So, you’re on Twitter.
What does that really mean?
When prompted (on Twitter) for reasons why folks are on Twitter, invariably responses include: it’s a great way to connect to teachers, it’s my best PD of the day, there’s not a better resource for my school or to keep abreast of current educational trends.
Each is right.
Each is wrong.
To some degree.
To some people.
And that is the beauty of Twitter, it is incredibly personal and it is all about what you make of it. If you want resources in your classroom, they’re there. If you want to connect to other educators, you can. If you want to see what’s trending, you can find what’s trending. Twitter is all about what you make of it — meaning, if you are on Twitter and you can’t figure it out, you’re doing it wrong. Because there is no single right way to be on Twitter; there is no way you can’t find the right way for yourself.
The right way for me may or may not be the right way for you.
Allow me to share how I use Twitter. Last November I (in)famously unfollowed everyone, not because I didn’t want to connect or learn from others, but because the reasons I followed people were fraudulent. It was about gaining a following. Twitter was less about connections and more about additions. You can read more about my reasoning, but to be blunt, Twitter was all about the “me” and not about the “we.” Since then, I have changed my practices, ones that will better serve the “we.”
I have always looked at Twitter as a place of value. When people ask where I find the time to be on Twitter, I simply remind them that we all find time for that which we value. For some it’s taking courses, others it may be reading journal articles, still others might dive into books. For me, since I find tremendous value in Twitter, I find the time to be there.

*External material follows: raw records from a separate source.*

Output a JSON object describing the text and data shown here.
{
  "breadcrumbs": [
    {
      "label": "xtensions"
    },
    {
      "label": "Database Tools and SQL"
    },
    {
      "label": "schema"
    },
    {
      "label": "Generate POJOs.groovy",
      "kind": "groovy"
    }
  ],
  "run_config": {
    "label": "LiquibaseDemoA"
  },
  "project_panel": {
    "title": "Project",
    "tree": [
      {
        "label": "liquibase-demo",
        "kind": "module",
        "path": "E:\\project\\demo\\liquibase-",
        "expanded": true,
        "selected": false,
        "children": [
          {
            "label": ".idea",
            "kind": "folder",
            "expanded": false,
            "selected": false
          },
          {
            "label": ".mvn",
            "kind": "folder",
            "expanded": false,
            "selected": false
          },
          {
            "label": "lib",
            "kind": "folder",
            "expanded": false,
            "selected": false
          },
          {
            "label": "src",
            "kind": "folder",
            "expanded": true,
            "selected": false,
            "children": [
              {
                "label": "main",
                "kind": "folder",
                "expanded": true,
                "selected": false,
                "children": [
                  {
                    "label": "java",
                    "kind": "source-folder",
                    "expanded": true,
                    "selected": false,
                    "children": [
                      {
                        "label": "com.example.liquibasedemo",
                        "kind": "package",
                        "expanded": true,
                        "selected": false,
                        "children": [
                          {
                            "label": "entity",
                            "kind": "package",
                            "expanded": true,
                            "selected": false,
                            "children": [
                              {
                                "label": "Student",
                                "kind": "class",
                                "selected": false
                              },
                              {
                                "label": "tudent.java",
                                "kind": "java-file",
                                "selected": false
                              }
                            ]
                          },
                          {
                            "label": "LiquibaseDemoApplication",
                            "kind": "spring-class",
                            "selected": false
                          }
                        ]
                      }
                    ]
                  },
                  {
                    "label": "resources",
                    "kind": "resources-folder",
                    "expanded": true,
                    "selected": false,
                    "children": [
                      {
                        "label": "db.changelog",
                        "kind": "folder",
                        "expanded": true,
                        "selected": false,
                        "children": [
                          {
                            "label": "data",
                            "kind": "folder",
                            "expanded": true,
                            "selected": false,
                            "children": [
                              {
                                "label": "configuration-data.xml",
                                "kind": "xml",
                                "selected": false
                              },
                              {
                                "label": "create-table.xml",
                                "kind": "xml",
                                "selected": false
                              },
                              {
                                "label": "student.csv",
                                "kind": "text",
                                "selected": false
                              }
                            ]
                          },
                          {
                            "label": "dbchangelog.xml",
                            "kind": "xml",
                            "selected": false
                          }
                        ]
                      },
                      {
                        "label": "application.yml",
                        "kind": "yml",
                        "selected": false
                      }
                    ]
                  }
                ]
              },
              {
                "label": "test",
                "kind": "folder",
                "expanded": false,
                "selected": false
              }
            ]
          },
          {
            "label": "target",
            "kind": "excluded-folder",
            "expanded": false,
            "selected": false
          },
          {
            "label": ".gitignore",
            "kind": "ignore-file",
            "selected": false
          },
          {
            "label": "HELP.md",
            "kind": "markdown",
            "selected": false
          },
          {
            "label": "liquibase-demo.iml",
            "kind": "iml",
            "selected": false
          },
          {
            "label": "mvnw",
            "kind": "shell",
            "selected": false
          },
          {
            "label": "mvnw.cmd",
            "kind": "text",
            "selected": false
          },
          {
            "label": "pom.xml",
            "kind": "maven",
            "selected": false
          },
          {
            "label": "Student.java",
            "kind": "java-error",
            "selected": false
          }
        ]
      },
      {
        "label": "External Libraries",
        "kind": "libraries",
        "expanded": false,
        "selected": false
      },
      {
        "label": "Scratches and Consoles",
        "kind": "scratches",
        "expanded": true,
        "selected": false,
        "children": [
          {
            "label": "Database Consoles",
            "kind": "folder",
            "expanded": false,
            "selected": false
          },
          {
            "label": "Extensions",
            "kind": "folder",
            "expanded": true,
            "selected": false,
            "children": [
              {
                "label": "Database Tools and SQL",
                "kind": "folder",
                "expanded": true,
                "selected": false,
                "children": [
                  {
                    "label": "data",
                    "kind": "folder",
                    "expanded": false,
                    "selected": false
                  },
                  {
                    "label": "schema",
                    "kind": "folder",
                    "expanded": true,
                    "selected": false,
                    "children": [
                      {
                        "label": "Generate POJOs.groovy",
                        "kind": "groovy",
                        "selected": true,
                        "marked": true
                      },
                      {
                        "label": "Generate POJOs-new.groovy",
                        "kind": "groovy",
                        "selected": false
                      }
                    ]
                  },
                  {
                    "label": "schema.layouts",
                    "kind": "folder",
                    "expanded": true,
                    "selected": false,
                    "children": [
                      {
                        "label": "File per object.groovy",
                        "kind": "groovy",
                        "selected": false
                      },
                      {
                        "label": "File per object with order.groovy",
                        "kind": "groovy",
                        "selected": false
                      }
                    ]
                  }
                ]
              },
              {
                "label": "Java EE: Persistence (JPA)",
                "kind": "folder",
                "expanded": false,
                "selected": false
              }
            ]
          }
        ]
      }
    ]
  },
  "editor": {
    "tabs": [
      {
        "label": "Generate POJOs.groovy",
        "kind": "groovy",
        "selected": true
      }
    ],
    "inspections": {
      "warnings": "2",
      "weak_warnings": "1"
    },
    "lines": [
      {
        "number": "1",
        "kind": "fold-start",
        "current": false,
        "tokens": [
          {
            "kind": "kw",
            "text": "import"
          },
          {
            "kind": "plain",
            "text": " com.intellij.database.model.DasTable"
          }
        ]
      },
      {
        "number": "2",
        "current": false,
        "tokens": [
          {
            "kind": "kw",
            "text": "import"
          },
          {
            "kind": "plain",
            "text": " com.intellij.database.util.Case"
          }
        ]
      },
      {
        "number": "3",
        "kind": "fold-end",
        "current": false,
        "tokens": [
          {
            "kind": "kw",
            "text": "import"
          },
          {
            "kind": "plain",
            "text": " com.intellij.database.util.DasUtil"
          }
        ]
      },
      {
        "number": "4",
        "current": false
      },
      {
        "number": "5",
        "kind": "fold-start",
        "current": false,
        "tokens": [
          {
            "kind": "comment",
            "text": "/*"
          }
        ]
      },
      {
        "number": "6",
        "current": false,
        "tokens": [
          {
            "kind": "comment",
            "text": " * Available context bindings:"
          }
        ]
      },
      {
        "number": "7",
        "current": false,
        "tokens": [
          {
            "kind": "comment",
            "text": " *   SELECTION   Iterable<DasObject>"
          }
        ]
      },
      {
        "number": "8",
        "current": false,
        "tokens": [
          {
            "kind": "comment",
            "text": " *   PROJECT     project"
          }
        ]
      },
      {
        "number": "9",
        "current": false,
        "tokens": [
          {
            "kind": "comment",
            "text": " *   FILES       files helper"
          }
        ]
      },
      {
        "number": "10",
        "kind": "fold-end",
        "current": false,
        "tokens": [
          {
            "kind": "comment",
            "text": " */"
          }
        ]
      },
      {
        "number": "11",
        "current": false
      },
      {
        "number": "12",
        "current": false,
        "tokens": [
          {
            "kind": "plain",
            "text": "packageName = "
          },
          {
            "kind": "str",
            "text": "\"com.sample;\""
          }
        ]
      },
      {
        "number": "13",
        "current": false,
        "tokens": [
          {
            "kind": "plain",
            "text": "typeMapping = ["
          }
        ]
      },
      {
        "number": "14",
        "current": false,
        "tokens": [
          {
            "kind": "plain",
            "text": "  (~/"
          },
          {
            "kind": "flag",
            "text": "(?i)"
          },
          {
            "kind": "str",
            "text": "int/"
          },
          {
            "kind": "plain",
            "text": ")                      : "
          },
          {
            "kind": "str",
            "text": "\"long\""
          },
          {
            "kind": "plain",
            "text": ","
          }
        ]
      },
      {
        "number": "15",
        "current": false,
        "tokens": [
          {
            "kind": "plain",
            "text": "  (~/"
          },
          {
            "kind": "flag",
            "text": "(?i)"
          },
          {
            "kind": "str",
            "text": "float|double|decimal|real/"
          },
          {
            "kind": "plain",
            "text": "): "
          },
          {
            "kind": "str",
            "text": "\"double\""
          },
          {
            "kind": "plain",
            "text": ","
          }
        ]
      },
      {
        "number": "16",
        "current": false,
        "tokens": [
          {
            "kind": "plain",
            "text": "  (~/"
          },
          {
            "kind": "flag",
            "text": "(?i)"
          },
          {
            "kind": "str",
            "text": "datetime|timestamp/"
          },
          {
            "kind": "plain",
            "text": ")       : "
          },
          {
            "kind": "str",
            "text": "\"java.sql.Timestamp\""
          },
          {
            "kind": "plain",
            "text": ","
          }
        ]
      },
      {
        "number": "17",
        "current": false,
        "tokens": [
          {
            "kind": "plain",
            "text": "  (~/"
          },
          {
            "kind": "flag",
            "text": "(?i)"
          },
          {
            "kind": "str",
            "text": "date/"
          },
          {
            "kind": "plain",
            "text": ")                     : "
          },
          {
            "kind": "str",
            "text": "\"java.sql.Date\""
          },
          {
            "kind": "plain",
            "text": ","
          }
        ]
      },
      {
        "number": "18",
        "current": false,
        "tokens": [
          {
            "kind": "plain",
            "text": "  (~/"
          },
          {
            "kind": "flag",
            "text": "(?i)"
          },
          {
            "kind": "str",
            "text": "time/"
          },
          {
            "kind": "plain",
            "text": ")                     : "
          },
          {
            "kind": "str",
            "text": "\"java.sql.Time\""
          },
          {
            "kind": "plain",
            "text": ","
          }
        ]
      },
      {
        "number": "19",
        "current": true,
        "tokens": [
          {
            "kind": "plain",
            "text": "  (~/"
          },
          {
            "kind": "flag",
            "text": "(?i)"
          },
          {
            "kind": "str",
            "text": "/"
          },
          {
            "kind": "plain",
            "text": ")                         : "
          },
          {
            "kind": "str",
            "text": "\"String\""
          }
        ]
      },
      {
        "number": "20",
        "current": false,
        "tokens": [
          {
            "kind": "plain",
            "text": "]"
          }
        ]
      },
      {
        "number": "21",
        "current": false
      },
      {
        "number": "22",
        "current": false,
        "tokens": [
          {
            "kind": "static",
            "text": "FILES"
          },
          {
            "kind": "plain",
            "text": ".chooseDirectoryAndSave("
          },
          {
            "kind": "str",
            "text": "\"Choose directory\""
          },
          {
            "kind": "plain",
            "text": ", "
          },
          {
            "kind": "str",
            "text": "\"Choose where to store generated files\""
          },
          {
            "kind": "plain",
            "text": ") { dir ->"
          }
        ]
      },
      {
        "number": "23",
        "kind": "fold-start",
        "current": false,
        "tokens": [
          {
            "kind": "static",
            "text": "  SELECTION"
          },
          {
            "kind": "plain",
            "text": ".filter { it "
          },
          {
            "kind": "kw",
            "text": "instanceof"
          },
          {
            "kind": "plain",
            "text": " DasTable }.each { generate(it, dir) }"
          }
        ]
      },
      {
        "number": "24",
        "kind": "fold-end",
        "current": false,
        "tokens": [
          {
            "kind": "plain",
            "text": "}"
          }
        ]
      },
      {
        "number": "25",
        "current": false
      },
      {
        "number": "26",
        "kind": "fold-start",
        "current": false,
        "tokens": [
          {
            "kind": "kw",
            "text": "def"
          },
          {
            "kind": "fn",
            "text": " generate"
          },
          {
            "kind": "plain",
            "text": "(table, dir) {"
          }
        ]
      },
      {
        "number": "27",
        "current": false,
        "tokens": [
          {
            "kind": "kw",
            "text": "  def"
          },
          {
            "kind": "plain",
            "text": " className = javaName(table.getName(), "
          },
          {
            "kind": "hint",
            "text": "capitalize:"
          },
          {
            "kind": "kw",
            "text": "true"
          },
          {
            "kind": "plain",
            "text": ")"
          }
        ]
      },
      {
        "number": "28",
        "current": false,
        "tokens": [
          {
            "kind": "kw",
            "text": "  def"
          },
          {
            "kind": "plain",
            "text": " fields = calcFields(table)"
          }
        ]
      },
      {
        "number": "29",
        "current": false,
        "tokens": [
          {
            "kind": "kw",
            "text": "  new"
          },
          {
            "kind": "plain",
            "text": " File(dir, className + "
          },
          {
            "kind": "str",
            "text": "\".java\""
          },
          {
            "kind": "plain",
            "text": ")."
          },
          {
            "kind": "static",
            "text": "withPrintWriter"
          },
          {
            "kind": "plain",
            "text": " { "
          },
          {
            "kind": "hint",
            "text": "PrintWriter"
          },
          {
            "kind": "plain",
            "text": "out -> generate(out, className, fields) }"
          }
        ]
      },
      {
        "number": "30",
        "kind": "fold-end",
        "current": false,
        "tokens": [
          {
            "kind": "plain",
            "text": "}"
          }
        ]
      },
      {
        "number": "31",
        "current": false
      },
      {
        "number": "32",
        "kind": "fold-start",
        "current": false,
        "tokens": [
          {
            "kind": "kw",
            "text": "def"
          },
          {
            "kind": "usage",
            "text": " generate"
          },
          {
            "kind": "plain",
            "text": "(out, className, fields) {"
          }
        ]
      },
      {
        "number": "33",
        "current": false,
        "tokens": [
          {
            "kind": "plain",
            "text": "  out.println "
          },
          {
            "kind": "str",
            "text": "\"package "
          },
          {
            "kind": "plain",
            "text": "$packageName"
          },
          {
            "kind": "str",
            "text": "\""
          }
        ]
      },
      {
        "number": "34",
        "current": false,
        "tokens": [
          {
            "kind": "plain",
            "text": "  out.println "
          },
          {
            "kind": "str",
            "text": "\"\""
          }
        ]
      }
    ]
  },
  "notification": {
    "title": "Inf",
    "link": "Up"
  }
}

At first, Twitter provided value to me as an individual learner. I could spend a relatively short amount of time finding relatively high value resources. Shortly, however, the value shifted a bit. The value of Twitter began to emerge as I made friends there. Yes, friends. Not acquaintances. Not connections. Friends. Honest to goodness, bona fide, call-at-anytime-of-the-night friends.
And that started to happen when I started to share intentionally. I began to share that which was of value to me professionally, but more importantly I began to share that which was of value to me personally.
It was this intentional sharing of my personality that helped to provide dimension and nuance to me, the person. I shared my family, my interests, what makes me laugh, what makes me sad. I began to let others know who I was, not only as an educator, but also as a person, a husband, a father, a friend. Some on Twitter find personal tweets an annoyance. I find them endearing. I find them enlightening. I find them inviting.
And when I started to share “me,” the “we” reciprocated and friendships were forged.
And that is when Twitter was right for me.
Tony Baldasaro is the chief human resource officer of Virtual Learning Academy Charter School in New Hampshire. Having been a teacher, a building administrator, a district-level administrator and now a statewide charter-school administrator, Baldasaro has come to strongly believe that education needs to provide multiple pathways and opportunities for students, that there is no one path to learning. Hence, he spends much of his professional time advocating for use of multiple pathways for students. In addition to writing here, he blogs regularly at TonyBaldasaro.com.